In all, the Frieda Hull collection includes 550 colour and black & white candid photographs, more than 150 slides, close to 750 movie stills, publicity photos and lobby cards, and even personal home movies of Monroe leaving her New York apartment in 1958.

Aside for the photographic archive, Hull’s personal collection also includes memorabilia such as locks of Monroe’s hair, a scarf gifted by Monroe herself, Hull’s original ticket and program to the 1962 JFK Madison Square Garden gala, and a Gladstone Hotel menu autographed by Monroe and Miller.”

Just four years younger than Monroe, Frieda Hull died in Las Vegas in 2014, aged 83. You can read her obituary here. And for an exclusive sneak preview of the Frieda Hull collection, visit Scott Fortner’s blog here.

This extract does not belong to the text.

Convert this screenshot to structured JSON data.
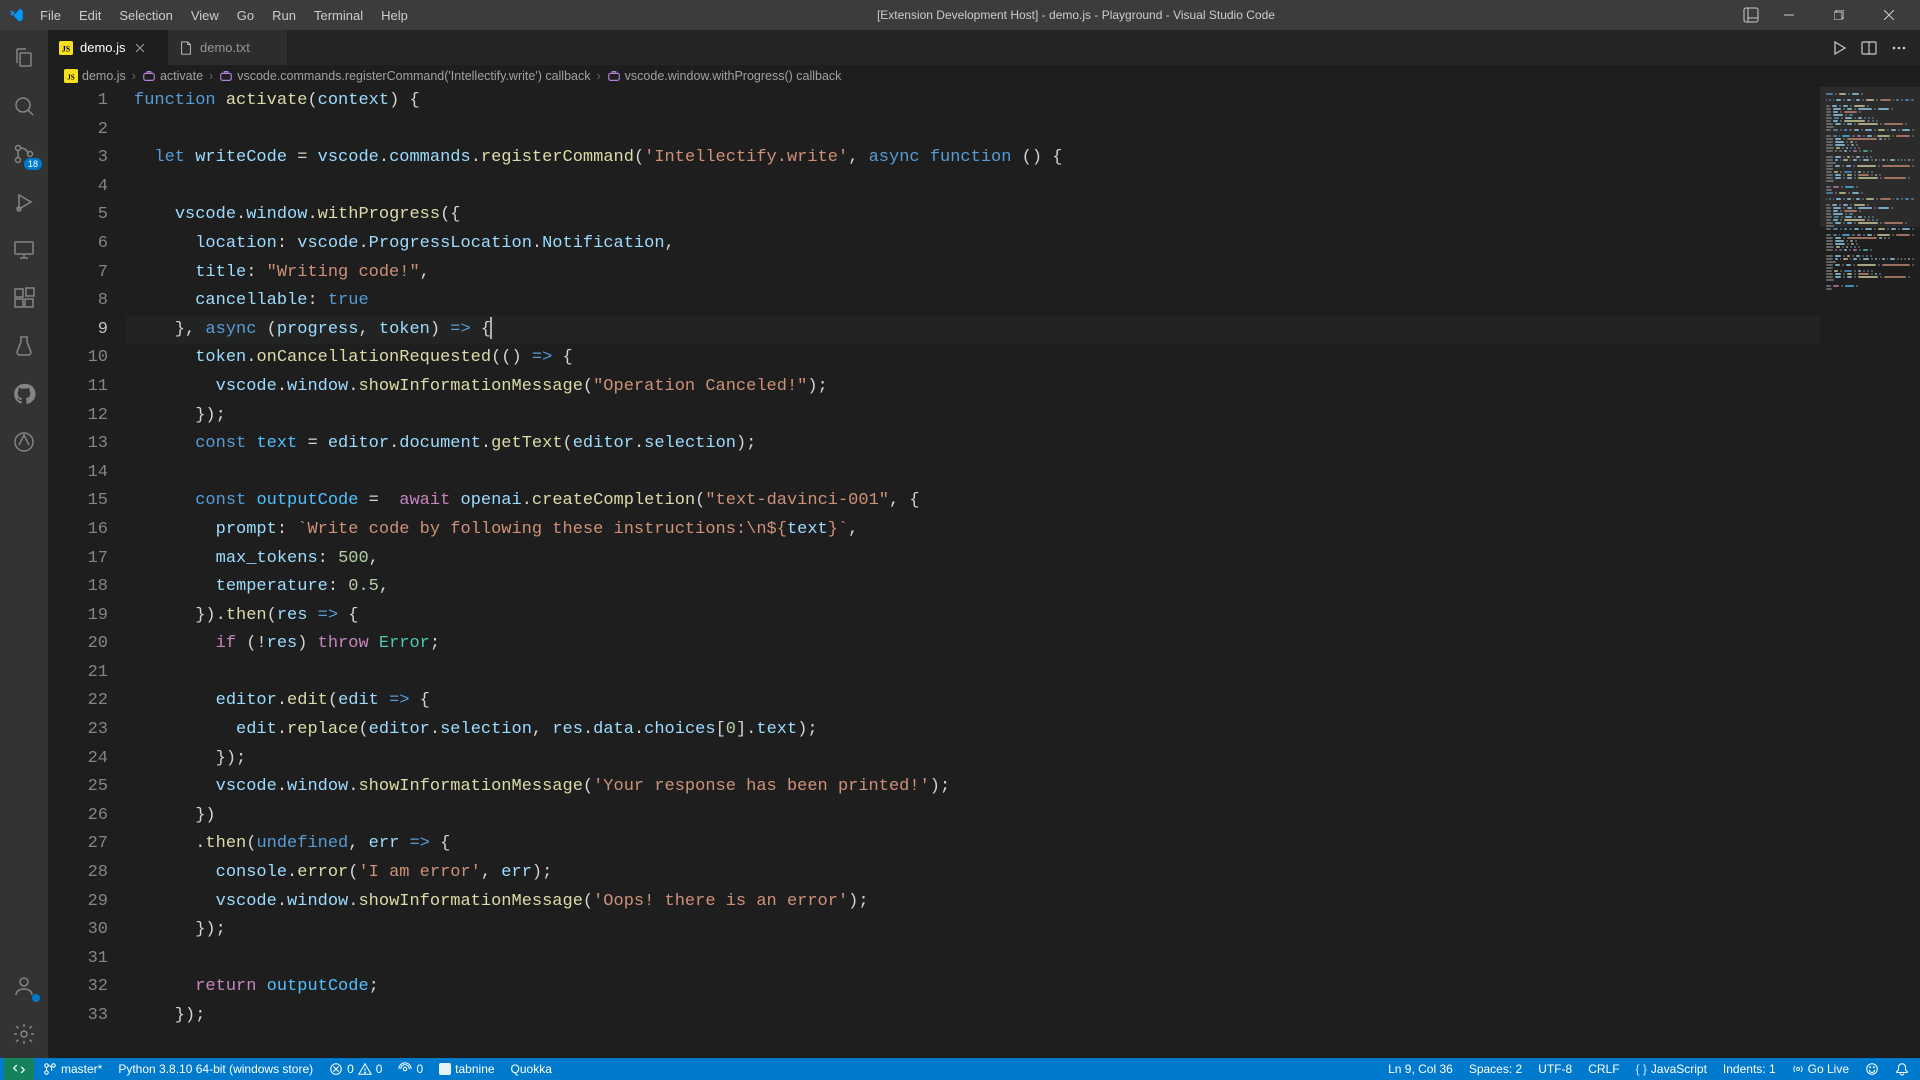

“It was an absolute thrill to work with Julien’s on the Frieda Hull Collection.  I was repeatedly delighted and dumbstruck over the photos in this archive, many of which I’d never seen.  Fans will be overjoyed and amazed with these new unpublished images of Marilyn.  Below are some shots from my study as part of my sorting process, which was no small task considering the sheer volume of photos.  All totaled, an unprecedented 142 lots of photos will be offered in the auction, the majority of which were taken by members of the Monroe Six.”